Marcos is a very humble and quiet racer from Chihuahua, Mexico. He has a passion for the track. He took racing to the next level with his Nissan Maxima and proved how fast and quick you can make them. Marcos has also beaten many other cars such as Shelby Mustang’s and late model Corvette’s. He is definitely not a one-hit wonder. He’s also an active member of the my5thgen.org Facebook community and continues to race. We hope you enjoy this feature!

Dyno Numbers: 562.25 WHP / 592.97 TQ @ 17PSI
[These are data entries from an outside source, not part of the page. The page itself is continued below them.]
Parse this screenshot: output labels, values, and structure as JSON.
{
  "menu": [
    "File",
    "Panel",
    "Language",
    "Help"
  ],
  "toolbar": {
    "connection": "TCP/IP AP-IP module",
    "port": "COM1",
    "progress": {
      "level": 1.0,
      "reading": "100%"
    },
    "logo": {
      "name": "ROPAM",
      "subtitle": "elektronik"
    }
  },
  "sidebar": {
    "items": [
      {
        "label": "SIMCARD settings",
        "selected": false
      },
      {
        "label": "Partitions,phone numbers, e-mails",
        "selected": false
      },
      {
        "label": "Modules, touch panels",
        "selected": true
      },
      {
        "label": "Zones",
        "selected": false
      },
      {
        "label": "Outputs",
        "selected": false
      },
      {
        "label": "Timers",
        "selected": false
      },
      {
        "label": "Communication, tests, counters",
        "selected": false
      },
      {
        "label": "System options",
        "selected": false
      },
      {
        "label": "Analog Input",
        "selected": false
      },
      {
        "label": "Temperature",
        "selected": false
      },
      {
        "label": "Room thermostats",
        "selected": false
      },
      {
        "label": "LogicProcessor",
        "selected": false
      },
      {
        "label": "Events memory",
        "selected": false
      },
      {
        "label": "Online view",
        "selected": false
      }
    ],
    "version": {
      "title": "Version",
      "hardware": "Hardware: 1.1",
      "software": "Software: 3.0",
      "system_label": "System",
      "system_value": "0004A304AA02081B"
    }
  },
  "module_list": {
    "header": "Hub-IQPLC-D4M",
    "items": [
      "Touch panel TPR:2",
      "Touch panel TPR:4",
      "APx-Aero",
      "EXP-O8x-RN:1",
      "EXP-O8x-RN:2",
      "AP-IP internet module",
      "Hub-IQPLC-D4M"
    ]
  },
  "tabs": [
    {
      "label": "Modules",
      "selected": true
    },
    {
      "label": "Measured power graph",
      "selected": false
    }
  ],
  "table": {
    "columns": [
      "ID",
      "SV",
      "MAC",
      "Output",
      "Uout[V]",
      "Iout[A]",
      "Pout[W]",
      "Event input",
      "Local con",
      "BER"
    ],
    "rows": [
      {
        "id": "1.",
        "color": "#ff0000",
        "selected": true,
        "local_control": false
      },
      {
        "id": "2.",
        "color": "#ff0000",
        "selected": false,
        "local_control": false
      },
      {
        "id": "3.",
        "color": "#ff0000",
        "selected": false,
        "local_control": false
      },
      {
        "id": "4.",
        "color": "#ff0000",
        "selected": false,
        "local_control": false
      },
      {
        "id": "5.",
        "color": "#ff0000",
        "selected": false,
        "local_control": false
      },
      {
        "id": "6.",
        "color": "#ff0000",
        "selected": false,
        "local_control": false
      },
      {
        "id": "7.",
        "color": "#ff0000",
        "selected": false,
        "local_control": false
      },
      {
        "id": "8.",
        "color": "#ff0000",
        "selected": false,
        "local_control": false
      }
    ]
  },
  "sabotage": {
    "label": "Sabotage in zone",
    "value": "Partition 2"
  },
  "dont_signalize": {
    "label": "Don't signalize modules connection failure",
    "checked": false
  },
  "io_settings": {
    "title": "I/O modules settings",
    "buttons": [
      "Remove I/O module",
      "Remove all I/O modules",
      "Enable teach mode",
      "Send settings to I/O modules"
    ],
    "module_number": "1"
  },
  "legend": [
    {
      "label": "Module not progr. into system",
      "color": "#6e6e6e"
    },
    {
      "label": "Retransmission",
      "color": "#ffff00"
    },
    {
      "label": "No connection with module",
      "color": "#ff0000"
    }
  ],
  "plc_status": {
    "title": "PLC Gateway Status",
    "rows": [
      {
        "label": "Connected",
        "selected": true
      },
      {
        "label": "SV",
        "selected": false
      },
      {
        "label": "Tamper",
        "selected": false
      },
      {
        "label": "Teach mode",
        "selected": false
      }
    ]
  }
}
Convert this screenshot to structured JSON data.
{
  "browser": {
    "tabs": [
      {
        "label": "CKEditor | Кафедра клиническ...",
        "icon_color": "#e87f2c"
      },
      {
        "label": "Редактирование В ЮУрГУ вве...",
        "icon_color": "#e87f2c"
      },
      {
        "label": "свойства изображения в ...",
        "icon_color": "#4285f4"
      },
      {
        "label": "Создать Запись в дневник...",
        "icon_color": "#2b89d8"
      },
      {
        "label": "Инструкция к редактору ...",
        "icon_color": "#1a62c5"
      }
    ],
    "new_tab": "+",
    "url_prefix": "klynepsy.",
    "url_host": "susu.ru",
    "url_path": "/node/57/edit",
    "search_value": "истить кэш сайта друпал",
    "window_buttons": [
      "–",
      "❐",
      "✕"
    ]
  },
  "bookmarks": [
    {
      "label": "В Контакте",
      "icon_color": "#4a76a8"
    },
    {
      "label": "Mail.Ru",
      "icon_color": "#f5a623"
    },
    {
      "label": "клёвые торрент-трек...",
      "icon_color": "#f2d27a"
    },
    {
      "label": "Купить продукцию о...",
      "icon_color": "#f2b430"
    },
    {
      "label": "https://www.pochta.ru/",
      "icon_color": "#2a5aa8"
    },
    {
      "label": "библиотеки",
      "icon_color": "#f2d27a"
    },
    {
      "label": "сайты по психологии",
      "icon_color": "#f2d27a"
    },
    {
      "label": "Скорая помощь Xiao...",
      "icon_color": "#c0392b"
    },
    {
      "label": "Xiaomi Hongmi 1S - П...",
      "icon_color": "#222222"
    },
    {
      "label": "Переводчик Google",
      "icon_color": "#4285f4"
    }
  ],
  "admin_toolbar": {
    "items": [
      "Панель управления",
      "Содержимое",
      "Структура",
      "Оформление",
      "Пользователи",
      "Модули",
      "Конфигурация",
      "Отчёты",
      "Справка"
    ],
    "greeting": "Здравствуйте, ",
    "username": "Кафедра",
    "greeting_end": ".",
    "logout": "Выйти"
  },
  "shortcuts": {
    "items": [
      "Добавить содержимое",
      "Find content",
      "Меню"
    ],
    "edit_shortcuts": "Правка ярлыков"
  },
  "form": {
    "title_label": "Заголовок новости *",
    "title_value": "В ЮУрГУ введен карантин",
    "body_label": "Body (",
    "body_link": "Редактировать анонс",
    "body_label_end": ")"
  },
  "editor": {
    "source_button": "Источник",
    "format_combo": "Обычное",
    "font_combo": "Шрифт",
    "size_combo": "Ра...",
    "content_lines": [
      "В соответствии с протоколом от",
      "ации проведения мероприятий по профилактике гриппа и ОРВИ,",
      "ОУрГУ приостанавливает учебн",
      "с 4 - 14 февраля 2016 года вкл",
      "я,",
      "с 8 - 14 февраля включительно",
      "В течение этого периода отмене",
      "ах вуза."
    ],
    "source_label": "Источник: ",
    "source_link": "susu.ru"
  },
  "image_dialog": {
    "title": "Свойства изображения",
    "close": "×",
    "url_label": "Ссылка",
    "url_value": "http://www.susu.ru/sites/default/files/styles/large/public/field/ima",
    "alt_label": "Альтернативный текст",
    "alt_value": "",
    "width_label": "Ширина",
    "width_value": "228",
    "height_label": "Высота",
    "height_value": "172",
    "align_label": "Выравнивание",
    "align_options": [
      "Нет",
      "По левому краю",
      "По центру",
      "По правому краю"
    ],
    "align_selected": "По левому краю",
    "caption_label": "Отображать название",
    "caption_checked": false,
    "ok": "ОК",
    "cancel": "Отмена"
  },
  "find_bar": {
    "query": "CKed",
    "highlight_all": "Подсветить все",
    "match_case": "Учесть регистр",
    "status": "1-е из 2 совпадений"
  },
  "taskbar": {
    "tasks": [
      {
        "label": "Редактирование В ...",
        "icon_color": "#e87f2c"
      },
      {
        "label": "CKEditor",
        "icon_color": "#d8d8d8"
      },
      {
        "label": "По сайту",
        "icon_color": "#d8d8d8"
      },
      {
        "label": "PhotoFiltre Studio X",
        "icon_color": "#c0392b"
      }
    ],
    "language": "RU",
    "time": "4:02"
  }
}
The Driver Behind The Machine…………….El Chavez!!!

The video that made Marcos famous (over 4 Million Views):

Quick Interview with Chavez

02′ Maxima Turbo vs 12′ Supercharged Camaro

 

02′ Nissan Máxima Turbo vs 16′ Chevy Corvette

 

Full Mod List / Specs:

  • Built/Sleeved VQ35DE Motor
  • Wiseco Forged Pistons (K605M96AP)
  • Eagle Connecting Rods
  • New Turbo: Precision 6262
  • Old Turbo: Holset HX35/40
  • Cometic Headgaskets
  • ARP Bolts & Studs
  • AEM Digital Gauges (Wideband, Controller & Oil Pressure)
  • SPEC Aluminum Light Weight Flywheel & Clutch (Rated for 521 Torque
  • AEM F/IC Piggyback
  • Walbro 255 Fuel Pump
  • Aeromotive Fuel Pressure Regulator (FPR)
  • Chrysler Pink Injectors
  • Edelbrock Intercooler
  • Fully Custom Built Headers
  • Tial 38mm Wastegate
  • 3″ Piping
  • 2.5″ Exhaust Cutout
  • TEIN Coilovers
  • Runs on 12 PSI Mixing Gas with Toulene for Safety
  • 26 x 10.5 -16″ Mickey Thompson Drags Mounted on Nissan Altima Wheels (Track Setup)
  • Infiniti G35 Wheels (Daily Driving)
  • Sentra SE-R Spec-V Interior Front Seats
  • JL Audio Subwoofer
  • Sony Double-Din Headunit
  • Custom Grille & Nismo Emblems
  • Blue Painted Engine Cover

my4dsc: 1284